# [Activity]
Wherever "status" turns up in the entries, copy out the line that holds it.

*** Dataset entries ***

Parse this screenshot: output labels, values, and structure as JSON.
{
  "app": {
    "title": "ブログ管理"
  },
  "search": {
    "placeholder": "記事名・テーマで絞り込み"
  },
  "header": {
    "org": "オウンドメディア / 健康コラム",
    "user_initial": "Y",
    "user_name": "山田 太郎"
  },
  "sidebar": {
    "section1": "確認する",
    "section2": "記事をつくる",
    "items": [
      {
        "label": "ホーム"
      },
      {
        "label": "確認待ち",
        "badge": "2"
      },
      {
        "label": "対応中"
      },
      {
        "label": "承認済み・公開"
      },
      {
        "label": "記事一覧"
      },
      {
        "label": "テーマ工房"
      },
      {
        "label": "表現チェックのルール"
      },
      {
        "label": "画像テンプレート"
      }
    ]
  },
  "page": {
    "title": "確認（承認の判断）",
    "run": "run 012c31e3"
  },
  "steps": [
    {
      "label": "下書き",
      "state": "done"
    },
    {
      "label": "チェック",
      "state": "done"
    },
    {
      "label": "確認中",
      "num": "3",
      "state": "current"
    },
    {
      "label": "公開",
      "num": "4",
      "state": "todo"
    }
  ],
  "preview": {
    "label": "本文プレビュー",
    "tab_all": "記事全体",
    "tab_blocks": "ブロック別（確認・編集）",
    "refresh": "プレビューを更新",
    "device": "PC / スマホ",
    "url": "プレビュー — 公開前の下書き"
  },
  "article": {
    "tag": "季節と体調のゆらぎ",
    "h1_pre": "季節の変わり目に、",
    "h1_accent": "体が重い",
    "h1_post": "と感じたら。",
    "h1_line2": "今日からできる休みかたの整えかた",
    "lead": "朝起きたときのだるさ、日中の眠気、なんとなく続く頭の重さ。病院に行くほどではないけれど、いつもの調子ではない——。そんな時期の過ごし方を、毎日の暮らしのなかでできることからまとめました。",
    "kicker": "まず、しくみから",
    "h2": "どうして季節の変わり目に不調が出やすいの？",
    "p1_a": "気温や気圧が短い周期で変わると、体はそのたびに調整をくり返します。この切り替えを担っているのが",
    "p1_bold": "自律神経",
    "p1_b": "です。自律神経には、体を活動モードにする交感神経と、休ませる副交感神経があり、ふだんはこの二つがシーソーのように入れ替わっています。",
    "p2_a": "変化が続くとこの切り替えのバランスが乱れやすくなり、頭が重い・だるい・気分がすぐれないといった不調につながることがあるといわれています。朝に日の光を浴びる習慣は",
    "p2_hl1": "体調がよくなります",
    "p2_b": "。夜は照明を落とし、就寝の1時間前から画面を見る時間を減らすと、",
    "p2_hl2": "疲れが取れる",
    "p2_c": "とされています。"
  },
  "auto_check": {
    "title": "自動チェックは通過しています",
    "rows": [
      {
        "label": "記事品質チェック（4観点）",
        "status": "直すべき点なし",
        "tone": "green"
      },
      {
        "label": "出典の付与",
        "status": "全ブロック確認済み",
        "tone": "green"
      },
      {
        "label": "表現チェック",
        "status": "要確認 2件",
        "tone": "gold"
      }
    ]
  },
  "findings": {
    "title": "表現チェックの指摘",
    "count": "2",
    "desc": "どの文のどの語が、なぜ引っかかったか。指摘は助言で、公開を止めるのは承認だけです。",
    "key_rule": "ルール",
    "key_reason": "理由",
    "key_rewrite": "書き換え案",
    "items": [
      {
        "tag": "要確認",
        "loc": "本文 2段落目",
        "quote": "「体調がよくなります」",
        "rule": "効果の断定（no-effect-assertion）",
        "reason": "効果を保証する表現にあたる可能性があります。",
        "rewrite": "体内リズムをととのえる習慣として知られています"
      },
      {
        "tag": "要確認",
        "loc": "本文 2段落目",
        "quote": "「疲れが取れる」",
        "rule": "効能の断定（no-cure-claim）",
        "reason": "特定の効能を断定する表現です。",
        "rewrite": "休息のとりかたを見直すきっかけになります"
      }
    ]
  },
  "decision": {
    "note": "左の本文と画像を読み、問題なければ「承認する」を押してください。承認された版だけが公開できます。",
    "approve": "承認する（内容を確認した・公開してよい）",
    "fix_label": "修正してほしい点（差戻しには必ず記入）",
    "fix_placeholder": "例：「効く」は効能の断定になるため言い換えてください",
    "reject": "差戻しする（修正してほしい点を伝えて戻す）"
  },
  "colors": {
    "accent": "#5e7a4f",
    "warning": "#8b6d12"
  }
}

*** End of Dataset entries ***

# [Answer to this task]
        "status": "直すべき点なし",
        "status": "全ブロック確認済み",
        "status": "要確認 2件",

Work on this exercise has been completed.